Manibhadra, the Happy Housewife, the Indian yogini siddha of the 11th century
When my mind was enshrouded in ignorance
Critical thought attended every sound;
When reality was revealed as my own nature
The nature of whatever appeared was reality itself.
In the town of Agarce there lived a wealthy householder, who had a thirteen year old daughter. She was betrothed to a man of her own caste, and as was the custom the young woman lived in her parents’ house until she was old enough to be her husband’s wife. During this period the Guru Kukkuripa came to her house begging food.
“What a fine handsome man you are!” the girl told him. “Why do you wear patched robes and beg your food when you could take a wife and live comfortably?”
“I am terrified of the wheel of rebirth, and I am trying to find the great joy of liberation from it,” Kukkuripa told her. “If I do not take this opportunity, in my next life I may not be so lucky. This human birth is really a precious chance, and if I break my vows of chastity by taking a wife, all my hopes and aspirations will be shattered and I’ll be afflicted with many kinds of grief. When I realized that, I gave up the pursuit of women.”
The girl was impressed by Kukkuripa and trusted him. After she had offered him good food, she said, “Please show me the way to liberation.”
“I live in the cremation ground,” Kukkuripa replied. “If you so desire, come to me there.”
Preoccupied with the significance of the Guru’s words, Manibhadra, for that was her name, neglected her work for the rest of the day, and then at nightfall she went to the cremation ground. Kukkuripa recognized her spiritual maturity and gave her the Samvara initiation and empowerment together with instruction in the union of creative and fulfillment meditation. Thereafter she remained in solitude for seven days, establishing herself in the practice of her sadhana. But when she returned home her parents beat her and reviled her.
Manibhadra defended herself, “There is no one in the universe who has not been either father or mother to me,” she said. “Besides, a pure blood line and a good family upbringing does not free a girl from the grip of samsara. So relying upon a Guru I have decided to practice a sadhana that can bring me liberation. I have already begun.”
Her words mollified her parents, who could find nothing to answer her with, and putting all thought of her housework out of her mind, Manibhadra began to practice her sadhana one-pointedly. After a year, when her betrothed came to take her to his own house, she accompanied him without demur. In her new home she performed everything that was expected of her cheerfully and uncomplainingly, always speaking modestly and sweetly, thus controlling both her body and speech. In good time she gave birth to a son and a daughter and brought them up in an exemplary manner.
Twelve years had passed since she met her Guru and formed her aspiration, then one morning as she returned from the stream with a pitcher full of water, she tripped over a root and fell down, breaking her pot. In the afternoon, after she had been missed from the house, her husband came looking for her and found her gazing fixedly at the broken pitcher. When he asked her what was the matter, she continued to stare, evidently not having heard him. All her family and neighbors came to try to distract her, but she remained silent and unmoving until nightfall, and then she expressed her realization in these words:

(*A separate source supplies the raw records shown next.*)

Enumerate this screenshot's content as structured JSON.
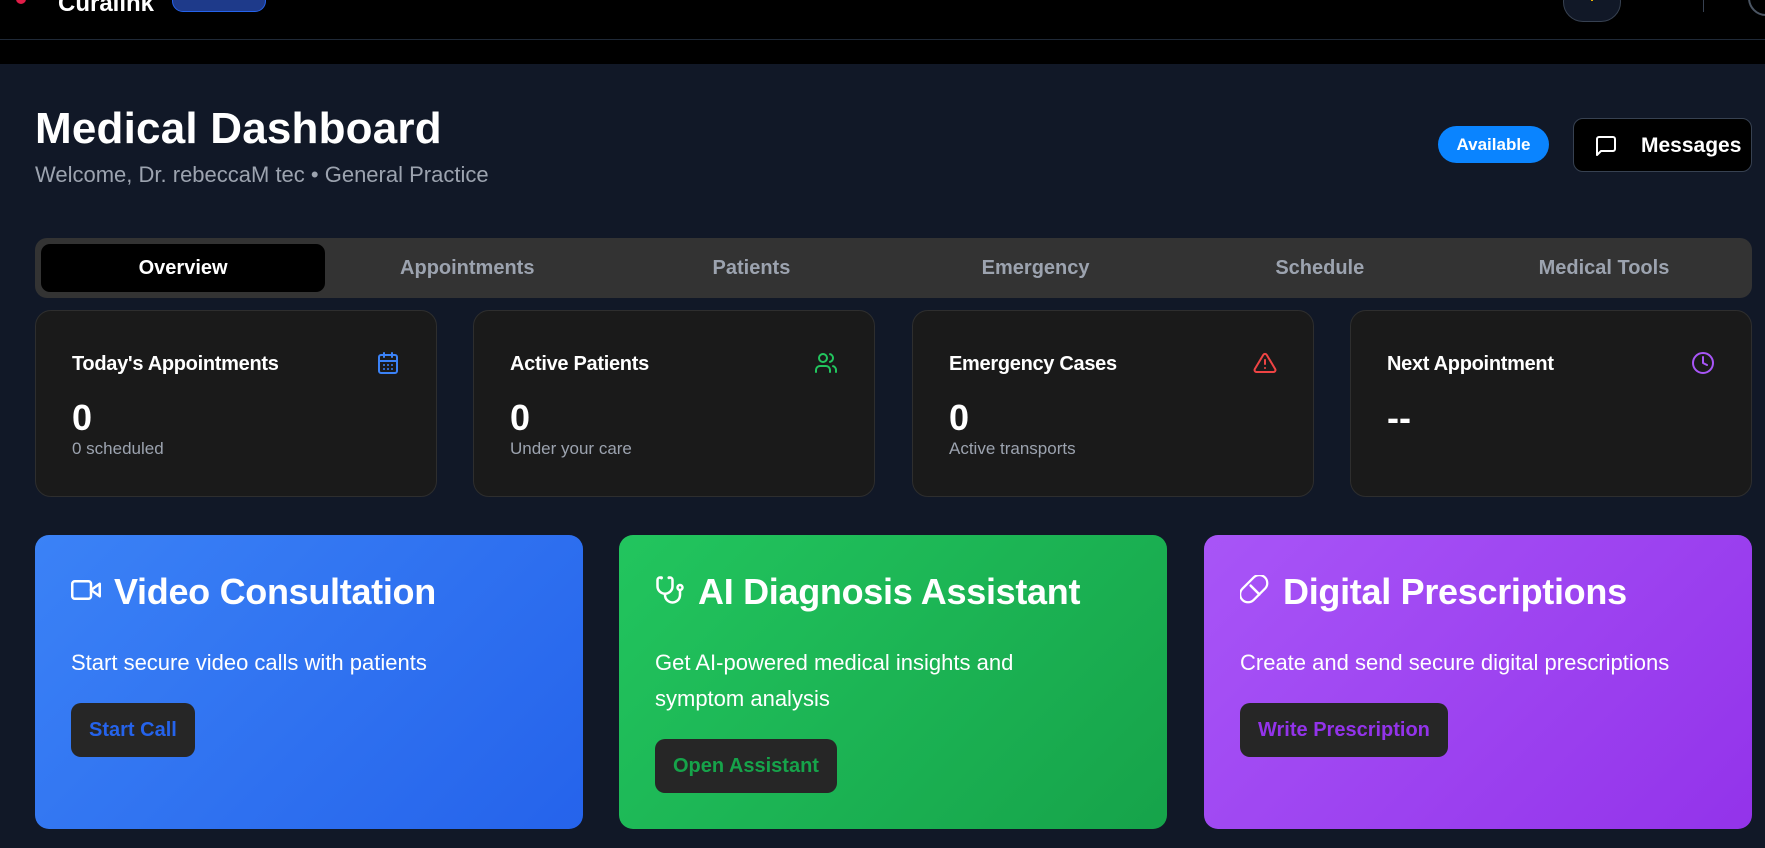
{
  "topnav": {
    "brand": "Curalink"
  },
  "header": {
    "title": "Medical Dashboard",
    "subtitle": "Welcome, Dr. rebeccaM tec • General Practice",
    "status_badge": "Available",
    "messages_label": "Messages"
  },
  "tabs": [
    {
      "label": "Overview",
      "active": true
    },
    {
      "label": "Appointments",
      "active": false
    },
    {
      "label": "Patients",
      "active": false
    },
    {
      "label": "Emergency",
      "active": false
    },
    {
      "label": "Schedule",
      "active": false
    },
    {
      "label": "Medical Tools",
      "active": false
    }
  ],
  "stats": [
    {
      "title": "Today's Appointments",
      "value": "0",
      "sub": "0 scheduled",
      "icon": "calendar-icon",
      "color": "#3b82f6"
    },
    {
      "title": "Active Patients",
      "value": "0",
      "sub": "Under your care",
      "icon": "users-icon",
      "color": "#22c55e"
    },
    {
      "title": "Emergency Cases",
      "value": "0",
      "sub": "Active transports",
      "icon": "alert-triangle-icon",
      "color": "#ef4444"
    },
    {
      "title": "Next Appointment",
      "value": "--",
      "sub": "",
      "icon": "clock-icon",
      "color": "#a855f7"
    }
  ],
  "features": [
    {
      "title": "Video Consultation",
      "desc": "Start secure video calls with patients",
      "button": "Start Call",
      "icon": "video-icon",
      "button_color": "#2563eb"
    },
    {
      "title": "AI Diagnosis Assistant",
      "desc": "Get AI-powered medical insights and symptom analysis",
      "button": "Open Assistant",
      "icon": "stethoscope-icon",
      "button_color": "#16a34a"
    },
    {
      "title": "Digital Prescriptions",
      "desc": "Create and send secure digital prescriptions",
      "button": "Write Prescription",
      "icon": "pill-icon",
      "button_color": "#9333ea"
    }
  ]
}
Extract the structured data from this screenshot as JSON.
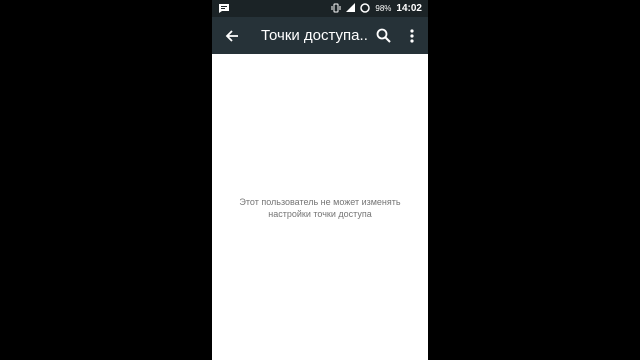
{
  "status_bar": {
    "notification_icon": "chat-bubble-icon",
    "battery_percent": "98%",
    "time": "14:02"
  },
  "toolbar": {
    "title": "Точки доступа...",
    "back_icon": "arrow-back-icon",
    "search_icon": "search-icon",
    "more_icon": "more-vert-icon"
  },
  "content": {
    "message_line1": "Этот пользователь не может изменять",
    "message_line2": "настройки точки доступа"
  },
  "colors": {
    "status_bar_bg": "#1b2326",
    "toolbar_bg": "#263238",
    "content_bg": "#ffffff",
    "message_text": "#757575"
  }
}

Sentient beings from beginningless time
Break their vessels, their lives ended,
But why do they return home?
Today I have broken my vessel
But abandoning my samsara home

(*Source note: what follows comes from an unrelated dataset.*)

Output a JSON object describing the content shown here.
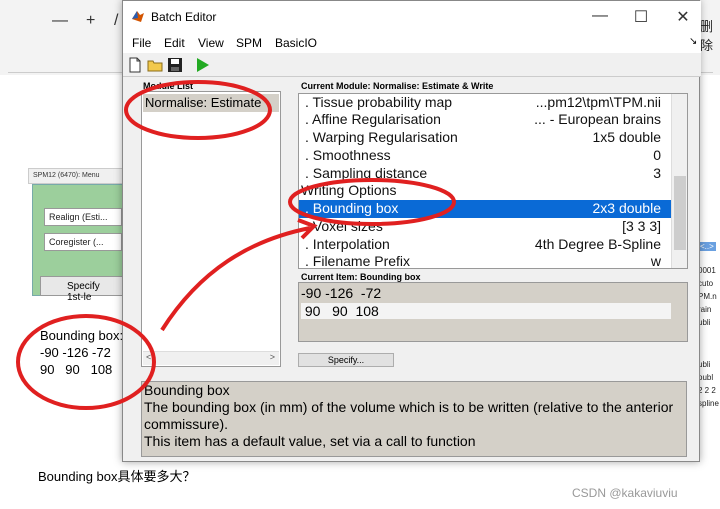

I go on to pure pleasure.
The Guru is truly wonderful!
If you desire happiness, rely on him.
So saying, Manibhadra floated into the sky and taught the people of Agarce for twenty one days. Thereafter she attained the Dakini’s Paradise.
From Keith Dowman, ‘Masters of Mahamudra: Songs and Histories of the Eighty-Four Buddhist Siddhas’